Another bit of content, something that I think comes for the later retellings of the Knights of Camelot, is the notion of the New Religion (Christianity) vs. The Old Ways (Paganism).  We saw this in Excalibur and it was a central focus of The Mists of Avalon (which I also hope to talk about).  This movie did not feature it all that much, but the thought was still there.  I like this sort of interaction and love putting it into my games when I can.

Saturday, July 3, 2021

Sword & Sorcery & Cinema: Excalibur (1981)

Excalibur (1981)
Let's be honest. Few tales grab the epic feel of Fantasy RPG as well as the tale of King Authur, and few retellings of King Arthur's tale are as epic as John Boorman's Excalibur

Excalibur (1981)

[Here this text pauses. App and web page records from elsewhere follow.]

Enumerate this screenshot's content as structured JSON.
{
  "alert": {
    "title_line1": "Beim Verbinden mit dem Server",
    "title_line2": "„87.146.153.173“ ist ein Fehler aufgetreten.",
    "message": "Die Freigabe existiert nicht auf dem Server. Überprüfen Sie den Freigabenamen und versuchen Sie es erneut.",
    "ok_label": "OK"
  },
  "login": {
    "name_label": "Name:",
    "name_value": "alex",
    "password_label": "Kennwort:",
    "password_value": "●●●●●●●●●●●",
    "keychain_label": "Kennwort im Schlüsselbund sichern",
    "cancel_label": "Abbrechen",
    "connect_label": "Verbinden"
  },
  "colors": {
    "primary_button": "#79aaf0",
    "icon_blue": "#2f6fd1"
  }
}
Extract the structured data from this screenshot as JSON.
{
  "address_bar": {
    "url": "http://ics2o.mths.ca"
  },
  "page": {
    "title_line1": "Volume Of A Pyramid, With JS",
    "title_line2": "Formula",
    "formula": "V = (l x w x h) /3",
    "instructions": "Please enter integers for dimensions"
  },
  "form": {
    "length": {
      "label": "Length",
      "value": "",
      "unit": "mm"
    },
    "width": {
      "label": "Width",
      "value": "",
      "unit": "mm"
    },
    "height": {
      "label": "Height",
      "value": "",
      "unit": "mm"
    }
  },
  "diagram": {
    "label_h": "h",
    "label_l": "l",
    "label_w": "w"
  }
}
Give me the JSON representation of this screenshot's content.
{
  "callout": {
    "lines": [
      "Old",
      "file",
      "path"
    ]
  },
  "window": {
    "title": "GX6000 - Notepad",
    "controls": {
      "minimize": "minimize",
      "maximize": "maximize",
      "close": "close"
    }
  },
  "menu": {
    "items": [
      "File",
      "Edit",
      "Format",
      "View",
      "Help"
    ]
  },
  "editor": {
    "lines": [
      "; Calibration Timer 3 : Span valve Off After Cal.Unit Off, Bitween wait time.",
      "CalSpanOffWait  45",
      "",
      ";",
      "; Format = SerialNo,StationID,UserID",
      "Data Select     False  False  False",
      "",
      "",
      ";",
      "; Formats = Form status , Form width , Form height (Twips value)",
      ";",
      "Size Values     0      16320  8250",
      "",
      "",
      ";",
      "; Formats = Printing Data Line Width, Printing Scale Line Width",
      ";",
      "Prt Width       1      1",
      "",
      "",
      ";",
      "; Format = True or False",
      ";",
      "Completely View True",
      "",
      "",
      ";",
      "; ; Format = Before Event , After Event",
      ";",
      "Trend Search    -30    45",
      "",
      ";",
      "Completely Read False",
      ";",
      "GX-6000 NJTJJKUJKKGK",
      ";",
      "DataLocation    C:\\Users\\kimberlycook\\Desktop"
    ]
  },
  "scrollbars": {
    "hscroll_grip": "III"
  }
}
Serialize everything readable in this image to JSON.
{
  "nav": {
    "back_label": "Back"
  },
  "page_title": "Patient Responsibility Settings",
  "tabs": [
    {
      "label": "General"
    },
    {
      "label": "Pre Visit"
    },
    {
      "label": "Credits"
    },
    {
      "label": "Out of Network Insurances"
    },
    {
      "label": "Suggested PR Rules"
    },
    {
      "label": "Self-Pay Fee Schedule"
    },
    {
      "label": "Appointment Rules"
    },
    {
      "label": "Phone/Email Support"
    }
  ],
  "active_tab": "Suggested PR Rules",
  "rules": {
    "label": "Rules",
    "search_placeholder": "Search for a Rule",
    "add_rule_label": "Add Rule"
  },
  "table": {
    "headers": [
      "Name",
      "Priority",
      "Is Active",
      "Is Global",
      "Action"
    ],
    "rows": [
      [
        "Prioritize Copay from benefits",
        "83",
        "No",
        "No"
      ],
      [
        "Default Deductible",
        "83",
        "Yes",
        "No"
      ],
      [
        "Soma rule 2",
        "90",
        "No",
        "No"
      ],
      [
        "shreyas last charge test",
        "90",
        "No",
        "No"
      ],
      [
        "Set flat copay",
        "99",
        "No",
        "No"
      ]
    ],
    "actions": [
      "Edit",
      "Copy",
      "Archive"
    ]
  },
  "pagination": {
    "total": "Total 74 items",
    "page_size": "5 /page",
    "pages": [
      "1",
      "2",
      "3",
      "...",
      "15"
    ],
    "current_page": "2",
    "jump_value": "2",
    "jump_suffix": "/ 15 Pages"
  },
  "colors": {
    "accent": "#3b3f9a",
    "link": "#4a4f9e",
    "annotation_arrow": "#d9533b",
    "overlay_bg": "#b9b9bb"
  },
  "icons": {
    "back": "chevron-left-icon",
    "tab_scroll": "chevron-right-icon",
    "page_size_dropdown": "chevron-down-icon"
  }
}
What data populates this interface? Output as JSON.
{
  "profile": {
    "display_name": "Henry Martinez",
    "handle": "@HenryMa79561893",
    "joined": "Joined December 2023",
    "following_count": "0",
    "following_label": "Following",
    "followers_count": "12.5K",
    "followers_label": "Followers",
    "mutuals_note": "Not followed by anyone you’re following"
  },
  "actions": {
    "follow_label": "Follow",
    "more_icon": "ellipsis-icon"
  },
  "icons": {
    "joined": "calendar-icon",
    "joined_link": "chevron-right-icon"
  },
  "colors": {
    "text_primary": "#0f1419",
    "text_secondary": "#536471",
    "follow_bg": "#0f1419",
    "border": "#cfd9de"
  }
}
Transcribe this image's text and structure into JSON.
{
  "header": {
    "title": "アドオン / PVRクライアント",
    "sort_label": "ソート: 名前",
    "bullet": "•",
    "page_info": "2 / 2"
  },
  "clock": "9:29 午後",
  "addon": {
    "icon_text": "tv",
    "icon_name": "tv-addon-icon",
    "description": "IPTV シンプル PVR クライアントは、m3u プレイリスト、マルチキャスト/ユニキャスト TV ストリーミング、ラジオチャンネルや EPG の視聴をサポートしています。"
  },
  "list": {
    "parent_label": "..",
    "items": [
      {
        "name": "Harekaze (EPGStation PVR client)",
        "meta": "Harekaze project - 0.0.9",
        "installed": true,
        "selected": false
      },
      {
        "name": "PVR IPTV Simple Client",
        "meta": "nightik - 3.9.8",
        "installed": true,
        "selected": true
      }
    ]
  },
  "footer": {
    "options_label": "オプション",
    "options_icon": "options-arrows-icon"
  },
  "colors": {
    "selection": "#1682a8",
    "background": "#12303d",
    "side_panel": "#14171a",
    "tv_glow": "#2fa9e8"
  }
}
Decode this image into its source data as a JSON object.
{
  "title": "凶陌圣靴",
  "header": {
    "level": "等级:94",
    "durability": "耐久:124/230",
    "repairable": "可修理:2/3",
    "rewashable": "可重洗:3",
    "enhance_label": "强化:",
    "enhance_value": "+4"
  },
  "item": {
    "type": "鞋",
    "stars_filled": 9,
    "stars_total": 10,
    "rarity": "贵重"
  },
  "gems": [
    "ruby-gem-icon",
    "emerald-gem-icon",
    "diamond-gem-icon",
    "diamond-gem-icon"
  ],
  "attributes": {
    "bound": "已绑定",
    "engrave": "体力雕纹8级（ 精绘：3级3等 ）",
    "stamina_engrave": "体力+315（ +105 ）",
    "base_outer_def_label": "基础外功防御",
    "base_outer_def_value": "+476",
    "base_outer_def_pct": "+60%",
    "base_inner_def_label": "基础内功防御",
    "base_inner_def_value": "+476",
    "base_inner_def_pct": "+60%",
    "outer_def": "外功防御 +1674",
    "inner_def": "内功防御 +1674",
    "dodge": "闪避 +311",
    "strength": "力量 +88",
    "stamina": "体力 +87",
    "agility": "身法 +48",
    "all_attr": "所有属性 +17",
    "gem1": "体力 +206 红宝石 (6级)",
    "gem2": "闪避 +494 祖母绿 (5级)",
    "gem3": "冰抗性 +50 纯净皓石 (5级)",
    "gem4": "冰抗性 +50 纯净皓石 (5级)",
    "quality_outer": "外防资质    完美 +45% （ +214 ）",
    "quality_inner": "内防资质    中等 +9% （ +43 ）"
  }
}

Ok. So it's not perfect in its retelling of King Authur's tale, nor is it a great representation of say Dark Ages, post-Roman-Britain arms, and armor.  But it is still a fun movie with some seriously epic scenes and moments.

First, let's take a moment to appreciate this cast;  Nigel Terry as King Arthur, Nicol Williamson as Merlin, Nicholas Clay as Lancelot, Cherie Lunghi as Guenevere, Helen Mirren as Morgana, Liam Neeson as Gawain, Gabriel Byrne as Uther Pendragon, Corin Redgrave as Gorlois, Duke of Cornwall, and Patrick Stewart as Leondegrance.  Seriously.  It would have been enough for me just to have Helen Mirren as Morgana. Everything else is just gravy. 

Rewatching it now, after a lifetime of reading and rereading various tales of King Authur, I am pleased with how well this one holds up.  I do recall there being a bit of gore, but it was more than even I remembered. 

Watching this now makes me want to do a "King Authur" film fest.  There are a few really great ones and a few terrible ones. But all the same, it would be fun.

The tale is largely what we all know, but that doesn't make it less fun.  On the contrary, it makes even more enjoyable at times because you are expecting certain things. 

I think Nicol Williamson might very well be one of the best cinematic Merlin's ever.  Not just in the look and manner, but pretty much everything he does. Equal parts wizard and fool. Perfect as the advisor to a King. 

Authur: No riddles Merlin, a simple "yes." That really frightens me. 

The exchange between Merlin and Morgana at Authur's and Guenevere's wedding imprinted so deep on my unconsciousness that I don't doubt that my fascination with pagan witches wasn't intensified 100 fold here. Also, my enduring love for Helen Mirren certainly began here.  

Helen Mirren
Can you really blame me?

Ultimately King Authur, like most Celtic stories, is a tragedy.  The betrayal of Lancelot, the birth of Modred, the Quest for the Grail. 

Merlin: A dream to some. A nightmare to others!

While the first half is much better than the latter half, the return of Lancelot to Authur's side is one of the great and saddest cinematic moments in Authur's tale. 

Yes.  An Authurian filmfest is in order.

Gaming Content

Again, are you serious? 

One of the best bits, for me, was the Charm of Making, spoken in old Irish (sorta).

Anál nathrach,
orth’ bháis's bethad,
do chél dénmha


Serpent's breath,
charm of death and life,
thy omen of making.

Great stuff really.